History of Buddhism

Most people have a belief that there is something waiting for them in the afterlife if they lead a good life. It is a hope that there is something beyond death, a place that is a reward for a lifetime of good deeds and being mindful of the rules of that religion.

 

 

In most religions, there is also a messenger that holds the key to eternity and peace. This messenger for Christians is Jesus Christ, for Muslims it is Muhammad and for Buddhists it is Buddha. If you are unfamiliar with the history of Buddhism, then it is time you become acquainted with this religion.

 

The history of Buddhism started a very long time ago.

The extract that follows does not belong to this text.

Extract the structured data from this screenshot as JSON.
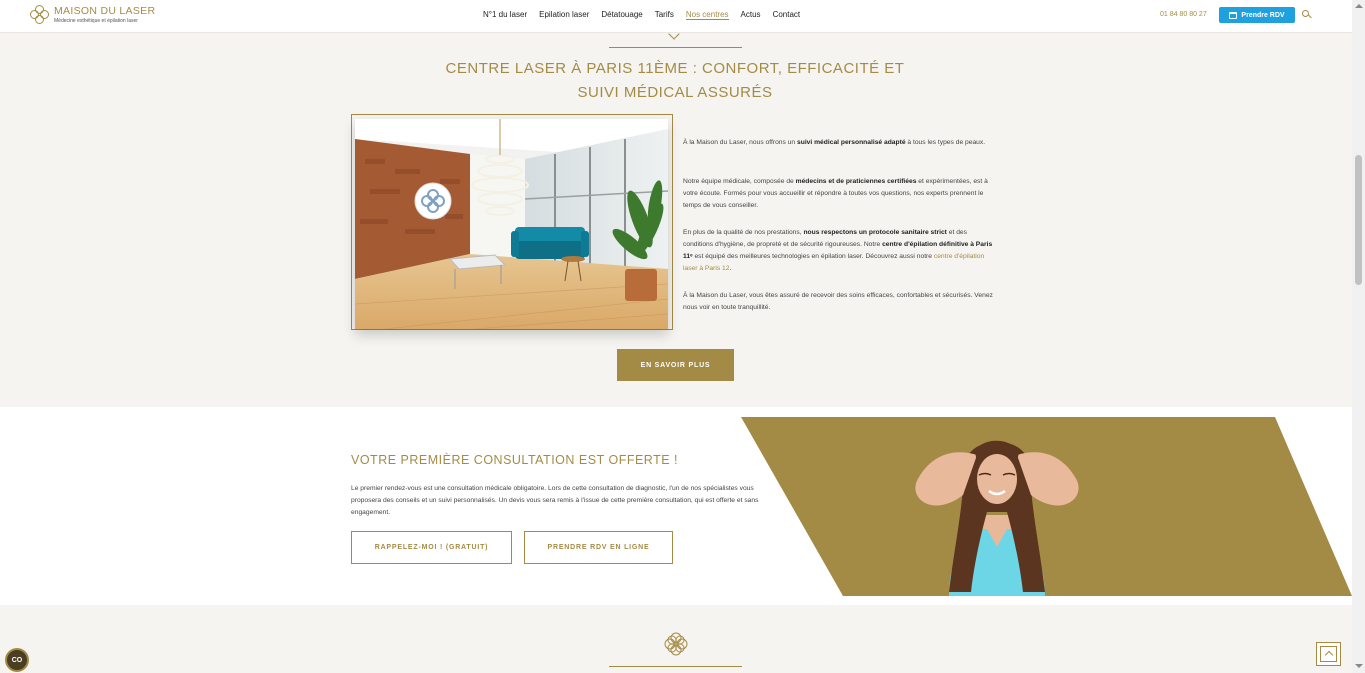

It all begins with a prince named Siddhartha who decided to do something about the pain and suffering he saw in his fellow man. Siddhartha was given the Four Sights. He observed an elderly man, a diseased man, a corpse and a holy man. These encounters showed him the extent of human suffering. His goal was to try to eradicate these needless, painful experiences.

 

The Buddhist studies teach that Siddhartha went on a meditation retreat that lasted for forty-nine days. During this time he meditated on how human suffering was affecting him and everyone else. When he emerged from this meditation retreat he shared his enlightenment with the rest of the world. The answer to him was that material possessions caused people to suffer.

 

There was no point in holding onto material goods when in the end they decayed and you could not take them with you. The way to end this suffering and to finally find the universal knowledge was through Buddhist meditation and chants.

 

Many things have changed since Siddhartha became the Buddha and began to spread his word. Since that time many of his mantras, or teachings, have been taken in different directions by various sects, such as those practiced by the Zen Buddhist, the Tibetan Buddhist and the Buddhism Nichiren, which were founded after Buddha’s death. Different monks chose different mantras to teach Buddha’s followers. Just as Christianity has many different offshoots, so does Buddhism.

 

There is obviously quite a lot more to the history of Buddhism than just what is written here. It is an entire lifestyle devoted to reaching a goal of enlightenment. There are different chants to use while meditating, as well as different postures to assume. Is it complicated to learn?